I found the articles and blog entries that we were asked to read, to be helpful starting points when deciding whether or not to "flip" your classroom.  I thought that the Pro and Con blog entry from edutopia was very helpful in that just like any lesson, there will be positives and setbacks that can occur.  I learned that you definitely need to have a solid reason behind why you would flip your classroom and that you also need to understand how much time is going to be involved in creating your videos, editing them, and posting them to make available to students.

I found the videos to be much more meaningful for me, just because I am a much more visual learner.  The second video "I flip, you flip, we all flip" video was by far the most comprehensive and useful video I've seen to help someone flip their classroom.  The speaker talks you through examples of why a person might want to partially or completely flip their classroom, shows you some of the equipment that you can start off with, and even how to do some basic video and green screen editing.  I've been wanting to do some flipped classroom lessons, and this is a video that I'm probably going to watch a couple of times, just because I thought it was so well done, and I enjoy the energy and passion that the speaker presented to the audience.


Blog Articles Researched:

  • http://www.edutopia.org/blog/5-tips-flipping-pbl-classroom-andrew-miller
  • http://www.edutopia.org/blog/rethinking-the-flipped-classroom-idit-harel-caperton
What I learned from the blogs that I researched:
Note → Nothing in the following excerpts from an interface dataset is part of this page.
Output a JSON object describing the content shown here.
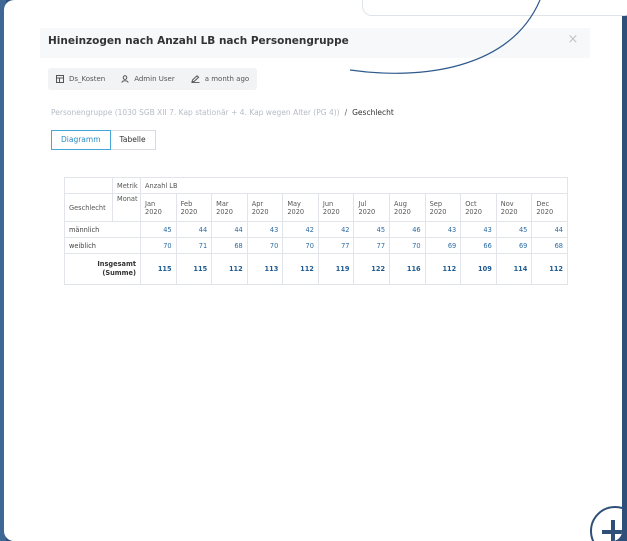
{
  "dialog": {
    "title": "Hineinzogen nach Anzahl LB nach Personengruppe",
    "close_glyph": "×"
  },
  "meta": {
    "dataset": "Ds_Kosten",
    "author": "Admin User",
    "modified": "a month ago",
    "icons": [
      "table-icon",
      "user-icon",
      "pencil-icon"
    ]
  },
  "breadcrumb": {
    "filter": "Personengruppe (1030 SGB XII 7. Kap stationär + 4. Kap wegen Alter (PG 4))",
    "separator": "/",
    "current": "Geschlecht"
  },
  "tabs": [
    {
      "label": "Diagramm",
      "active": true
    },
    {
      "label": "Tabelle",
      "active": false
    }
  ],
  "table": {
    "metric_label": "Metrik",
    "metric_value": "Anzahl LB",
    "month_label": "Monat",
    "row_dim_label": "Geschlecht",
    "months": [
      [
        "Jan",
        "2020"
      ],
      [
        "Feb",
        "2020"
      ],
      [
        "Mar",
        "2020"
      ],
      [
        "Apr",
        "2020"
      ],
      [
        "May",
        "2020"
      ],
      [
        "Jun",
        "2020"
      ],
      [
        "Jul",
        "2020"
      ],
      [
        "Aug",
        "2020"
      ],
      [
        "Sep",
        "2020"
      ],
      [
        "Oct",
        "2020"
      ],
      [
        "Nov",
        "2020"
      ],
      [
        "Dec",
        "2020"
      ]
    ],
    "rows": [
      {
        "label": "männlich",
        "values": [
          "45",
          "44",
          "44",
          "43",
          "42",
          "42",
          "45",
          "46",
          "43",
          "43",
          "45",
          "44"
        ]
      },
      {
        "label": "weiblich",
        "values": [
          "70",
          "71",
          "68",
          "70",
          "70",
          "77",
          "77",
          "70",
          "69",
          "66",
          "69",
          "68"
        ]
      }
    ],
    "total": {
      "label_line1": "Insgesamt",
      "label_line2": "(Summe)",
      "values": [
        "115",
        "115",
        "112",
        "113",
        "112",
        "119",
        "122",
        "116",
        "112",
        "109",
        "114",
        "112"
      ]
    }
  },
  "colors": {
    "accent": "#2a8cc4",
    "value_text": "#2b6aa3",
    "backdrop": "#2d4f7a"
  }
}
I chose the first blog because I mainly teach in a Project Based Learning approach.  Nearly everything I teach is to create a final product.  I wanted to see if there were any differences in flipping a classroom for a PBL class, but a lot of what I read would apply to most flipped classroom concepts.  You should be making shorter and more descriptive videos, making your activities collaborative, and keeping the product at the center of attention throughout all of the learning activities.

I chose the second blog entry because I always like to hear the counter argument for a teaching strategy and what "flipping" a classroom is not.  This blog brings up a lot of good points that make you think exactly about why you are wanting to flip your classroom.  Is it because you are trying to provide the same learning in several different formats and for learners of different abilities, or are you simply trying to hide behind the screen and make your students watch videos instead of having you demonstrating concepts.  Are you trying to use technology in the classroom just for the sake of technology, or is the technology actually bringing you enhanced learning opportunities that you otherwise wouldn't have?  These are all good questions that any teacher should be asking themselves prior to deciding whether or not they are going to flip their classroom and what they are wanting their students to accomplish.